Although it was created with the best of intentions, the federal government’s Renewable Fuel Standard (RFS) program has become one of the worst and most costly boondoggles ever foisted on the American public.
Its goal was to reduce American dependence on foreign oil and incentivize the fledging renewable fuel industry. But in the hands of the Obama Administration’s Environmental Protection Agency (EPA), it has become a nightmarish mess of out-of-control mandates, over-the-top bureaucracy, and out-and-out fraud.
The RFS was launched in 2005 to ensure that renewable fuels were blended into the nation’s motor vehicle fuel supply. In 2007, RFS2 raised the requirements for specific annual volumes of renewable fuels such as corn-based ethanol and included new mandates for cellulosic ethanol, biomass-based diesel, and advanced biofuel.
The standard also allows refiners or fuel importers to sell or purchase renewable fuel trading credits called RINs (Renewable Identification Numbers), giving them the means to demonstrate their compliance with the volume requirements.
Representatives from the oil industry worked with Congress to write the RFS legislation and agreed with it in concept. But several unforeseen issues have developed. And although fuel providers have repeatedly pointed out the RFS’s flaws, EPA has turned a deaf ear and shown no interest in fixing the convoluted, market-distorting problems.
First, there is the mandate requiring ethanol to be blended in to the nation’s gasoline supply. A total of 13.2 billion gallons of ethanol must be added this year and 13.8 billion gallons next year. Combined with this summer’s drought, the ethanol mandate has pushed up corn and animal-feed prices, resulting in higher prices for food.

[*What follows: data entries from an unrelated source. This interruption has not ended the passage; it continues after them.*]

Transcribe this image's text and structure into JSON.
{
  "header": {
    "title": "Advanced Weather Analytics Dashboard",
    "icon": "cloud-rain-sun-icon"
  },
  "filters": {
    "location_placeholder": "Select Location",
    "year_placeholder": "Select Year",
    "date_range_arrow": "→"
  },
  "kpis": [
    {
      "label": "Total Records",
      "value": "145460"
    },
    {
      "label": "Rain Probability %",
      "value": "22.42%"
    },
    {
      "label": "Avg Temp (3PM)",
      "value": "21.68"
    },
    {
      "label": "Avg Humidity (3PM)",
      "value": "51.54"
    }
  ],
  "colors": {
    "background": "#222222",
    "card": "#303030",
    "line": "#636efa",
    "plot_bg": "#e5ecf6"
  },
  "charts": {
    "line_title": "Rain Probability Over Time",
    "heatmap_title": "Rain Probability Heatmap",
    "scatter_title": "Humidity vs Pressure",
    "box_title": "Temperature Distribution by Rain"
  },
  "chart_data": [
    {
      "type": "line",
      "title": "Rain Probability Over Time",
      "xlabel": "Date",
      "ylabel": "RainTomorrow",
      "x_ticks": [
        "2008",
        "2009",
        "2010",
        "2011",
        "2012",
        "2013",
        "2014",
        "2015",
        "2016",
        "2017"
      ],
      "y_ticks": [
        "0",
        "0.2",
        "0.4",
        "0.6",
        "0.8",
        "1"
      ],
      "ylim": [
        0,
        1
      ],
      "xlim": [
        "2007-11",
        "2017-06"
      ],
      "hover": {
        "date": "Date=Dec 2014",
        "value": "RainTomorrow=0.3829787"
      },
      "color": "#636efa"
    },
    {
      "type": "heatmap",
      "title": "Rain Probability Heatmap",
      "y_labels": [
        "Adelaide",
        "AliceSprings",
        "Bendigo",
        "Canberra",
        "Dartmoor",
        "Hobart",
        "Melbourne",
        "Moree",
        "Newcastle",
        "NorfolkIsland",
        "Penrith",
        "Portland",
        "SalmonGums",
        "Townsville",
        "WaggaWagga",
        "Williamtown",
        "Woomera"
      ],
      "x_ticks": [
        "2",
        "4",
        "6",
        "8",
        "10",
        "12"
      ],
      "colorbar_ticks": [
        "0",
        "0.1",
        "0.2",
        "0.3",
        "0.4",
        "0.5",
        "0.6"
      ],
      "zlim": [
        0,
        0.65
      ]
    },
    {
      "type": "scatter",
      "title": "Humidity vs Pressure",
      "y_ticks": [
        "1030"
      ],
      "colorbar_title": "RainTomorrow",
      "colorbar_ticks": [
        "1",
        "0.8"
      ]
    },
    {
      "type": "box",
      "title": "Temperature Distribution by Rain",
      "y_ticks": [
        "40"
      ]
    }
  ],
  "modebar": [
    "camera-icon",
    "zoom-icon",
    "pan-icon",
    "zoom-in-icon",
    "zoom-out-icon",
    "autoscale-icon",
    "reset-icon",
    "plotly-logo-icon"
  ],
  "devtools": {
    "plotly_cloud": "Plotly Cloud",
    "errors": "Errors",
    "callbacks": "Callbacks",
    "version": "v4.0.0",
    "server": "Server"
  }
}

Stanford University’s Center for Food Security and the Environment says the RFS has “reshaped price and supply dynamics in food markets” and created hardships for Americans and other people around the globe. “Poor households in the developing world, where 70-80% of the budget is spent on food, will be hurt the most,” the Center says. Yet EPA in November refused to grant a waiver which could have reduced the amount of corn burned for fuel.